The problem: The answer is all of the data repeated exactly, with each picture omitted.

————

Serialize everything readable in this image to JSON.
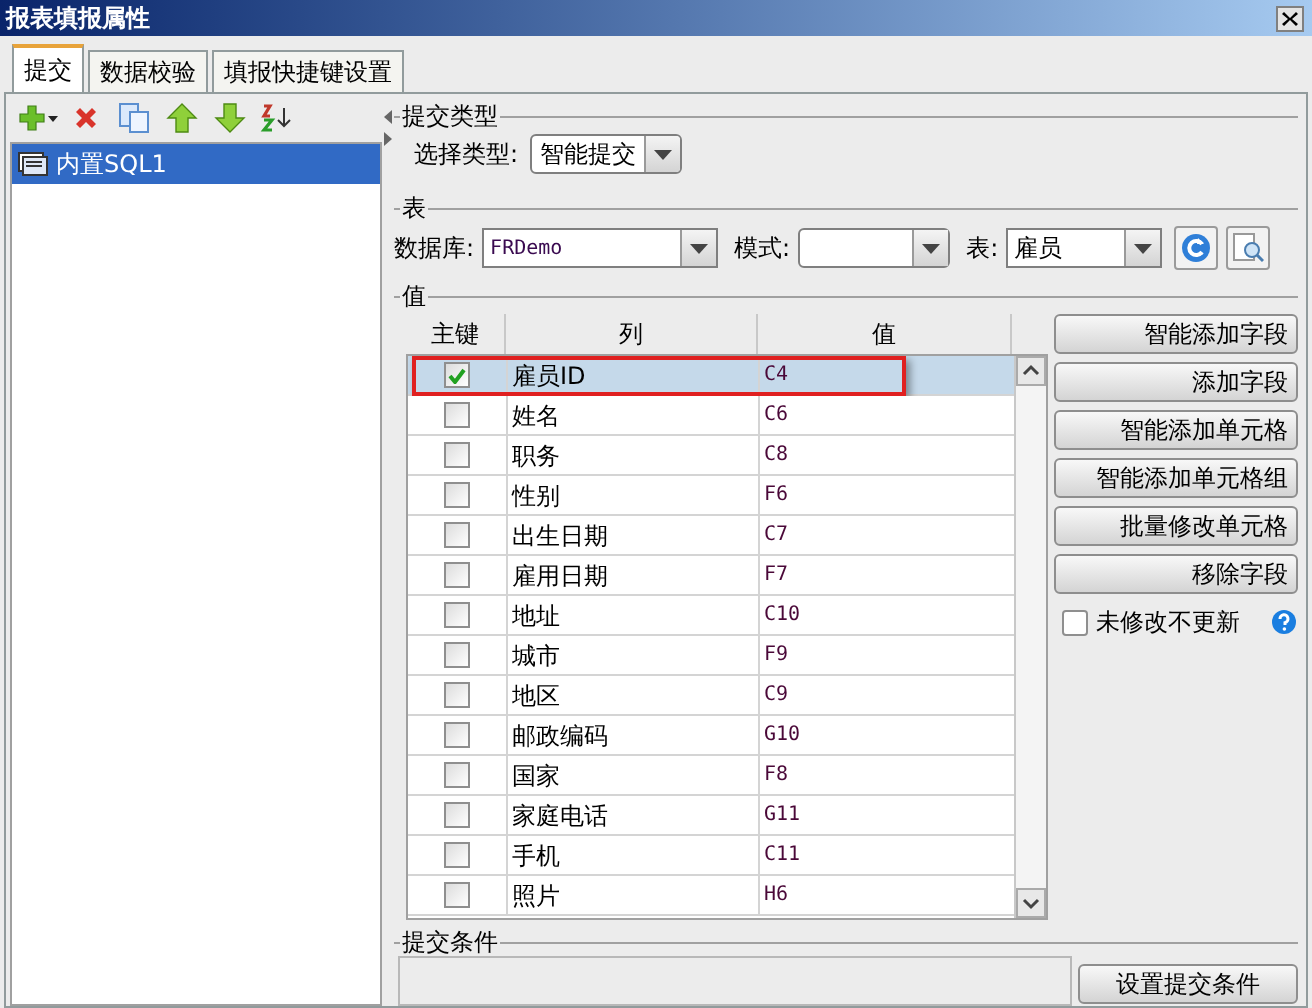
{
  "window": {
    "title": "报表填报属性"
  },
  "tabs": [
    {
      "label": "提交",
      "selected": true
    },
    {
      "label": "数据校验",
      "selected": false
    },
    {
      "label": "填报快捷键设置",
      "selected": false
    }
  ],
  "sidebar": {
    "items": [
      {
        "label": "内置SQL1",
        "selected": true
      }
    ]
  },
  "submit_type": {
    "legend": "提交类型",
    "label": "选择类型:",
    "value": "智能提交"
  },
  "table_source": {
    "legend": "表",
    "database_label": "数据库:",
    "database": "FRDemo",
    "schema_label": "模式:",
    "table_label": "表:",
    "table": "雇员"
  },
  "values": {
    "legend": "值",
    "columns": [
      "主键",
      "列",
      "值"
    ],
    "rows": [
      {
        "key": true,
        "column": "雇员ID",
        "value": "C4",
        "selected": true,
        "annotated": true
      },
      {
        "key": false,
        "column": "姓名",
        "value": "C6",
        "selected": false,
        "annotated": false
      },
      {
        "key": false,
        "column": "职务",
        "value": "C8",
        "selected": false,
        "annotated": false
      },
      {
        "key": false,
        "column": "性别",
        "value": "F6",
        "selected": false,
        "annotated": false
      },
      {
        "key": false,
        "column": "出生日期",
        "value": "C7",
        "selected": false,
        "annotated": false
      },
      {
        "key": false,
        "column": "雇用日期",
        "value": "F7",
        "selected": false,
        "annotated": false
      },
      {
        "key": false,
        "column": "地址",
        "value": "C10",
        "selected": false,
        "annotated": false
      },
      {
        "key": false,
        "column": "城市",
        "value": "F9",
        "selected": false,
        "annotated": false
      },
      {
        "key": false,
        "column": "地区",
        "value": "C9",
        "selected": false,
        "annotated": false
      },
      {
        "key": false,
        "column": "邮政编码",
        "value": "G10",
        "selected": false,
        "annotated": false
      },
      {
        "key": false,
        "column": "国家",
        "value": "F8",
        "selected": false,
        "annotated": false
      },
      {
        "key": false,
        "column": "家庭电话",
        "value": "G11",
        "selected": false,
        "annotated": false
      },
      {
        "key": false,
        "column": "手机",
        "value": "C11",
        "selected": false,
        "annotated": false
      },
      {
        "key": false,
        "column": "照片",
        "value": "H6",
        "selected": false,
        "annotated": false
      }
    ],
    "buttons": [
      "智能添加字段",
      "添加字段",
      "智能添加单元格",
      "智能添加单元格组",
      "批量修改单元格",
      "移除字段"
    ],
    "option": {
      "label": "未修改不更新",
      "checked": false
    }
  },
  "condition": {
    "legend": "提交条件",
    "button": "设置提交条件"
  }
}
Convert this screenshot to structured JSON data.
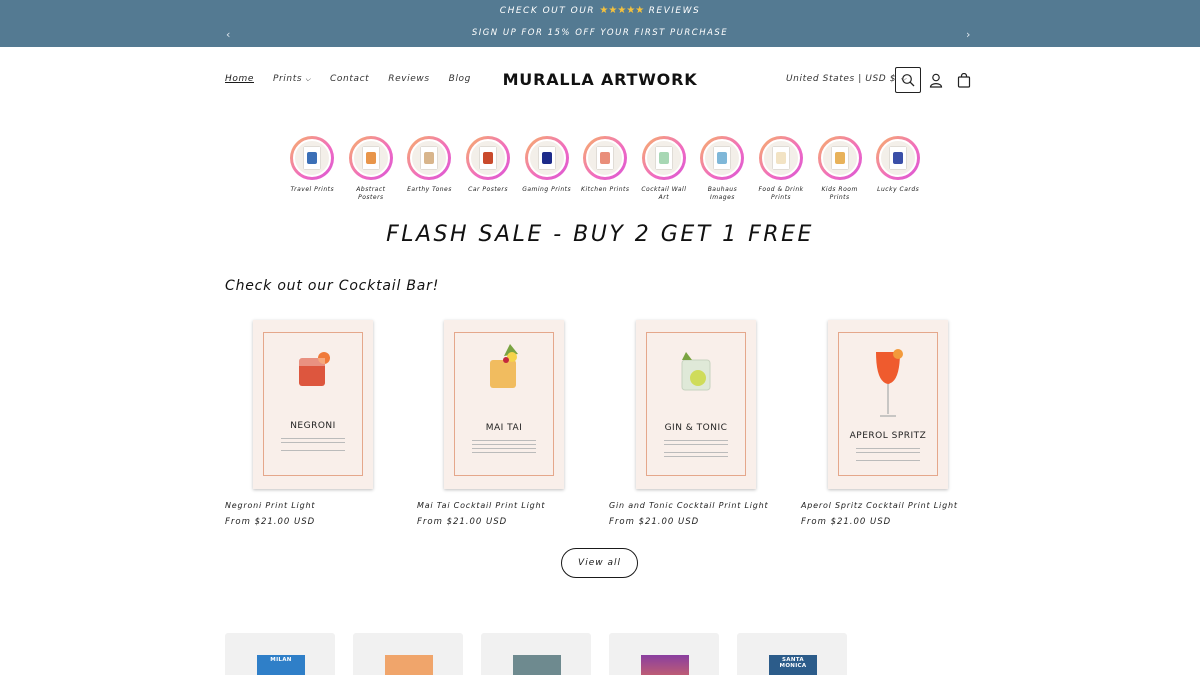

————

Answer section:
Serialize everything readable in this image to JSON.
{
  "window": {
    "title": "报表填报属性"
  },
  "tabs": [
    {
      "label": "提交",
      "selected": true
    },
    {
      "label": "数据校验",
      "selected": false
    },
    {
      "label": "填报快捷键设置",
      "selected": false
    }
  ],
  "sidebar": {
    "items": [
      {
        "label": "内置SQL1",
        "selected": true
      }
    ]
  },
  "submit_type": {
    "legend": "提交类型",
    "label": "选择类型:",
    "value": "智能提交"
  },
  "table_source": {
    "legend": "表",
    "database_label": "数据库:",
    "database": "FRDemo",
    "schema_label": "模式:",
    "table_label": "表:",
    "table": "雇员"
  },
  "values": {
    "legend": "值",
    "columns": [
      "主键",
      "列",
      "值"
    ],
    "rows": [
      {
        "key": true,
        "column": "雇员ID",
        "value": "C4",
        "selected": true,
        "annotated": true
      },
      {
        "key": false,
        "column": "姓名",
        "value": "C6",
        "selected": false,
        "annotated": false
      },
      {
        "key": false,
        "column": "职务",
        "value": "C8",
        "selected": false,
        "annotated": false
      },
      {
        "key": false,
        "column": "性别",
        "value": "F6",
        "selected": false,
        "annotated": false
      },
      {
        "key": false,
        "column": "出生日期",
        "value": "C7",
        "selected": false,
        "annotated": false
      },
      {
        "key": false,
        "column": "雇用日期",
        "value": "F7",
        "selected": false,
        "annotated": false
      },
      {
        "key": false,
        "column": "地址",
        "value": "C10",
        "selected": false,
        "annotated": false
      },
      {
        "key": false,
        "column": "城市",
        "value": "F9",
        "selected": false,
        "annotated": false
      },
      {
        "key": false,
        "column": "地区",
        "value": "C9",
        "selected": false,
        "annotated": false
      },
      {
        "key": false,
        "column": "邮政编码",
        "value": "G10",
        "selected": false,
        "annotated": false
      },
      {
        "key": false,
        "column": "国家",
        "value": "F8",
        "selected": false,
        "annotated": false
      },
      {
        "key": false,
        "column": "家庭电话",
        "value": "G11",
        "selected": false,
        "annotated": false
      },
      {
        "key": false,
        "column": "手机",
        "value": "C11",
        "selected": false,
        "annotated": false
      },
      {
        "key": false,
        "column": "照片",
        "value": "H6",
        "selected": false,
        "annotated": false
      }
    ],
    "buttons": [
      "智能添加字段",
      "添加字段",
      "智能添加单元格",
      "智能添加单元格组",
      "批量修改单元格",
      "移除字段"
    ],
    "option": {
      "label": "未修改不更新",
      "checked": false
    }
  },
  "condition": {
    "legend": "提交条件",
    "button": "设置提交条件"
  }
}
Convert this screenshot to structured JSON data.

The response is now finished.